TASK DETAILS> Scan the entries below and report only how many lines contain "item".

◆ ◆ ◆

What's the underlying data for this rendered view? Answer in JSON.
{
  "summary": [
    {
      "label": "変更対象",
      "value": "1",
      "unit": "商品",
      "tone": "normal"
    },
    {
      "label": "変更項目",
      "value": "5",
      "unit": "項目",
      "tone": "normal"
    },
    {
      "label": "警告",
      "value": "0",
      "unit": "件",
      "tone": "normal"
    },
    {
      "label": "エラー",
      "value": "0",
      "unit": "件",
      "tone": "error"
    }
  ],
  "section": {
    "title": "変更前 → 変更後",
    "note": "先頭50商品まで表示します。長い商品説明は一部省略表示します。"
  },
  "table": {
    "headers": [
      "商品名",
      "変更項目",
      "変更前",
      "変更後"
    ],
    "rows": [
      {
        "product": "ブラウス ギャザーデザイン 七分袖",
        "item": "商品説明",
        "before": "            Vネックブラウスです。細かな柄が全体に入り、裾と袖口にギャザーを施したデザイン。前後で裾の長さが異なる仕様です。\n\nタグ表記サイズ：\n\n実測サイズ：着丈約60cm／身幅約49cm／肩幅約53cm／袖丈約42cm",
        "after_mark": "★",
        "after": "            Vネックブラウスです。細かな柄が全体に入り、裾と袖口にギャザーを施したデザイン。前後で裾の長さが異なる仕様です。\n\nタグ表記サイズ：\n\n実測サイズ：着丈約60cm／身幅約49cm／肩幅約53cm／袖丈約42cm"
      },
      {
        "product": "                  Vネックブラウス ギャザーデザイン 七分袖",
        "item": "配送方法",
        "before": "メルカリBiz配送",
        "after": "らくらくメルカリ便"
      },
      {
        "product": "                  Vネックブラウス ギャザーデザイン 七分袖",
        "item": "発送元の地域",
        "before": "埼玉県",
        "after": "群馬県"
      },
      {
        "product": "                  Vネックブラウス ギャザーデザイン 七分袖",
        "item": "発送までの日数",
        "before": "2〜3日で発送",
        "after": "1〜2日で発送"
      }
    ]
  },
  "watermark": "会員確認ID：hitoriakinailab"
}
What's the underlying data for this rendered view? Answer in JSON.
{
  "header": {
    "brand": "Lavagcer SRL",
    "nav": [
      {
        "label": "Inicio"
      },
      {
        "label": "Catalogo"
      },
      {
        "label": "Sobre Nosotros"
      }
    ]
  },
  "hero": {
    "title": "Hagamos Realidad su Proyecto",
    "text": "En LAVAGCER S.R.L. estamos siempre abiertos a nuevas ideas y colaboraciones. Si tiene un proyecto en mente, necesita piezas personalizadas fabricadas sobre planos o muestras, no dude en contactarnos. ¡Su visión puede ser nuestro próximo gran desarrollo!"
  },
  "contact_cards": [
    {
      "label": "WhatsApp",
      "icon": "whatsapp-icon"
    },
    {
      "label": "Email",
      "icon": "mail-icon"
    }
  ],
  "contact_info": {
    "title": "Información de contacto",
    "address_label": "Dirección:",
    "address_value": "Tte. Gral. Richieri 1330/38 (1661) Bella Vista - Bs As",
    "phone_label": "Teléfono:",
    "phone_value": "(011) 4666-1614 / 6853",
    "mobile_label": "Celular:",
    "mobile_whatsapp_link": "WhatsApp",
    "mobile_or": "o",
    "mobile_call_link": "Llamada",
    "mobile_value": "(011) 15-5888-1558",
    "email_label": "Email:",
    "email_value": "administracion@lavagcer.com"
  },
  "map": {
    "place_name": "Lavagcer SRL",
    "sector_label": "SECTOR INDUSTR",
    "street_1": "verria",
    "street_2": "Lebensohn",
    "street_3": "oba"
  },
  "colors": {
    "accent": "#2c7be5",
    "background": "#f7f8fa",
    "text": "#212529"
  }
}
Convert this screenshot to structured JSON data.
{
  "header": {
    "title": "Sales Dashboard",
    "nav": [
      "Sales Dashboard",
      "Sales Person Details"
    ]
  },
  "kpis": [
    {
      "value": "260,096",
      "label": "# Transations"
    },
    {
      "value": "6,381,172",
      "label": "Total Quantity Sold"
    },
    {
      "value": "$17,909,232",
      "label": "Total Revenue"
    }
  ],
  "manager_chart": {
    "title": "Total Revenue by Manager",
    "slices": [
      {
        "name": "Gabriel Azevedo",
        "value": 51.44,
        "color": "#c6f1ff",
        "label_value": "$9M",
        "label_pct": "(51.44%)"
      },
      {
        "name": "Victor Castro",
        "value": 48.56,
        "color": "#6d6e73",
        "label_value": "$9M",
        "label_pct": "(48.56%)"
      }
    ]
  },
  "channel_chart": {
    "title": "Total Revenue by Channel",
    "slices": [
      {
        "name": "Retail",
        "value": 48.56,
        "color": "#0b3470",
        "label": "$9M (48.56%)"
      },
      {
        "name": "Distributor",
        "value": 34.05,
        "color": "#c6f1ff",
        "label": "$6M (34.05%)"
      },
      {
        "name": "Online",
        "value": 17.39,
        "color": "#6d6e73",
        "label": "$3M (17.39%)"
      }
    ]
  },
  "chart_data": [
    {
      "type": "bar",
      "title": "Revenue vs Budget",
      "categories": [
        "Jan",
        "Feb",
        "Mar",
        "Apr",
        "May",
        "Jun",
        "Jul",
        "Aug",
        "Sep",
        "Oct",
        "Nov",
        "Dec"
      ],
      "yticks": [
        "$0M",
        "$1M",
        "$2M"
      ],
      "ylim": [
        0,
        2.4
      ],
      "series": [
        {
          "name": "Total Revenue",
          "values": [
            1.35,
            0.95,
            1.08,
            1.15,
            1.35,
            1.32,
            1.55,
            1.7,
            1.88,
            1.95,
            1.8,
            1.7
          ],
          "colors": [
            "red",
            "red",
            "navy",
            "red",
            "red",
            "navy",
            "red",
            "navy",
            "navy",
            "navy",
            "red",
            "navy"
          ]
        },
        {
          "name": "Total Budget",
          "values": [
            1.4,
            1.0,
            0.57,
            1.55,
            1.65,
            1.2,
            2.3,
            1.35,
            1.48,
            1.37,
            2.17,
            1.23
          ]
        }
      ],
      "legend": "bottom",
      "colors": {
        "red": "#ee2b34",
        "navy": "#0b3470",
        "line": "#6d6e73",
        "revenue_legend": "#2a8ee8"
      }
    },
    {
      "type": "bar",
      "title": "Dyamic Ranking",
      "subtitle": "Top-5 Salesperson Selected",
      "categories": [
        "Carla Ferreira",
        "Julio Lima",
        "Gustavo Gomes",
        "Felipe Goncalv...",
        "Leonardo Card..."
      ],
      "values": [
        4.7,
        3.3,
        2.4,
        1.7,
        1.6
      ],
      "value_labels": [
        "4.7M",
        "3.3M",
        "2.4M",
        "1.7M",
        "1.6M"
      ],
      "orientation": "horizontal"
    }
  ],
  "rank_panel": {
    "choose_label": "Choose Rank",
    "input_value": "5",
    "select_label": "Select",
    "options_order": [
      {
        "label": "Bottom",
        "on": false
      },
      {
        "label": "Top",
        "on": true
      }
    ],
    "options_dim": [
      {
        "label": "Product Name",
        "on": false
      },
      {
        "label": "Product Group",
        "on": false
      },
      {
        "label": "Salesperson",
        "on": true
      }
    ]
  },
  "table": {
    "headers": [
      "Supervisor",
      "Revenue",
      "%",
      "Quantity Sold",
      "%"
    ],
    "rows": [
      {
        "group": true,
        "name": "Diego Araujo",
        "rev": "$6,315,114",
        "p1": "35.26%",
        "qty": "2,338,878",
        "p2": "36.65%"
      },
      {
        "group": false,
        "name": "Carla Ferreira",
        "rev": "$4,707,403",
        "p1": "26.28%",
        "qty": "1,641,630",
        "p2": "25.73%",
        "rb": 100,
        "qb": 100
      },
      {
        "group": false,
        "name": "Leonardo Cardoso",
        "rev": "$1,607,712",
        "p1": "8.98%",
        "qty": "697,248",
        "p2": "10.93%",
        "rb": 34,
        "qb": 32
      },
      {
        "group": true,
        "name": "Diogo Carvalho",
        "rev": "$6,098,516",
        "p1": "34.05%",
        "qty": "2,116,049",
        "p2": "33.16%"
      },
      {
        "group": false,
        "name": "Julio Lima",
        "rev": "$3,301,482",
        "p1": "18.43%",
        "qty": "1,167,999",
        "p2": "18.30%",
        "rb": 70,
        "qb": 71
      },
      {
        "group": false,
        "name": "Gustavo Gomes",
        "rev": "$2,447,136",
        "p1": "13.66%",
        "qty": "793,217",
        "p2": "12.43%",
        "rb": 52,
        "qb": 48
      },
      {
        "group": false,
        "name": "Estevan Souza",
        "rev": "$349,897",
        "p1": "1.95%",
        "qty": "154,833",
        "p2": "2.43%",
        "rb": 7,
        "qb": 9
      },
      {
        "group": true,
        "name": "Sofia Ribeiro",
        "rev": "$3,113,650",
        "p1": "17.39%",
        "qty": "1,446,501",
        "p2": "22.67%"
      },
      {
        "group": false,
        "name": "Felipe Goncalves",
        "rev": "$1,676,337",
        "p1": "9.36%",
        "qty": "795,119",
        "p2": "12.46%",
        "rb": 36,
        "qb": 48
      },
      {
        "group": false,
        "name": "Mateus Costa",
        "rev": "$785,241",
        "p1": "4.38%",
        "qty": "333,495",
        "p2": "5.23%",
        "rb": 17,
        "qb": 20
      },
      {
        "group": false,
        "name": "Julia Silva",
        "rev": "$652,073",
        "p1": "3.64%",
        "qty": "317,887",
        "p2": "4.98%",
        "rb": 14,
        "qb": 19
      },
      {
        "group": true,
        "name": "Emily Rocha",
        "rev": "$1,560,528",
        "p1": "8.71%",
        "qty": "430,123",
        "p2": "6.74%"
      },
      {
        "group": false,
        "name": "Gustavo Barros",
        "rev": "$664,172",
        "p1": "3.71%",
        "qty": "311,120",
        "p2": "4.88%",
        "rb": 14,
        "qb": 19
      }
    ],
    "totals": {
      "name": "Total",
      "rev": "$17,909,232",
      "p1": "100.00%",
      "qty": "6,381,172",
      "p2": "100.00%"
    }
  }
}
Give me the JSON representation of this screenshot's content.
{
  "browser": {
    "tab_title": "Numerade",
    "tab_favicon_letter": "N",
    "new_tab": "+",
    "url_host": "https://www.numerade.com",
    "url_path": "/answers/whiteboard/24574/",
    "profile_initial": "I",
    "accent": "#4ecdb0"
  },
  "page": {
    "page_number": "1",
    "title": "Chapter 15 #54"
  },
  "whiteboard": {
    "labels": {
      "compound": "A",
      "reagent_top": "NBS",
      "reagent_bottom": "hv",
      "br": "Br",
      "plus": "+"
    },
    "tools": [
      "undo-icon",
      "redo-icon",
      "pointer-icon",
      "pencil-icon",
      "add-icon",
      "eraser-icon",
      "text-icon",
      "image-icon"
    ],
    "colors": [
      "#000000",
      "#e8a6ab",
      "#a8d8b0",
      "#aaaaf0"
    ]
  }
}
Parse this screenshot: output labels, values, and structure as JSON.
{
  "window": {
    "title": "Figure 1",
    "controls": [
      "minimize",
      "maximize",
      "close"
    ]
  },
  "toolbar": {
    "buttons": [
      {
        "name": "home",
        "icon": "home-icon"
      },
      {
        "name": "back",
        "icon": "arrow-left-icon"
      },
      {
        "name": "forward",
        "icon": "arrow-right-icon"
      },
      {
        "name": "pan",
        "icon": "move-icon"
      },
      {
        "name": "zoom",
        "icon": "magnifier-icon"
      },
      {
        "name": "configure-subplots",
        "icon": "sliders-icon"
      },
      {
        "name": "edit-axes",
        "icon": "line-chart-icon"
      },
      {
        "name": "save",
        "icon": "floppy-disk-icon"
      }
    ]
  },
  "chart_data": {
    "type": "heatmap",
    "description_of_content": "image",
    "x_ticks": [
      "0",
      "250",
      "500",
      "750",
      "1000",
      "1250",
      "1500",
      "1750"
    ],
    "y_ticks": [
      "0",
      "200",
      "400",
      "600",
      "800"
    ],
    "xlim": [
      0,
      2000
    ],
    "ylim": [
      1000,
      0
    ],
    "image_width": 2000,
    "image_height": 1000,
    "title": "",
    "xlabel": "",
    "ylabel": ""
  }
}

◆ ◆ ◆

ANSWER> 4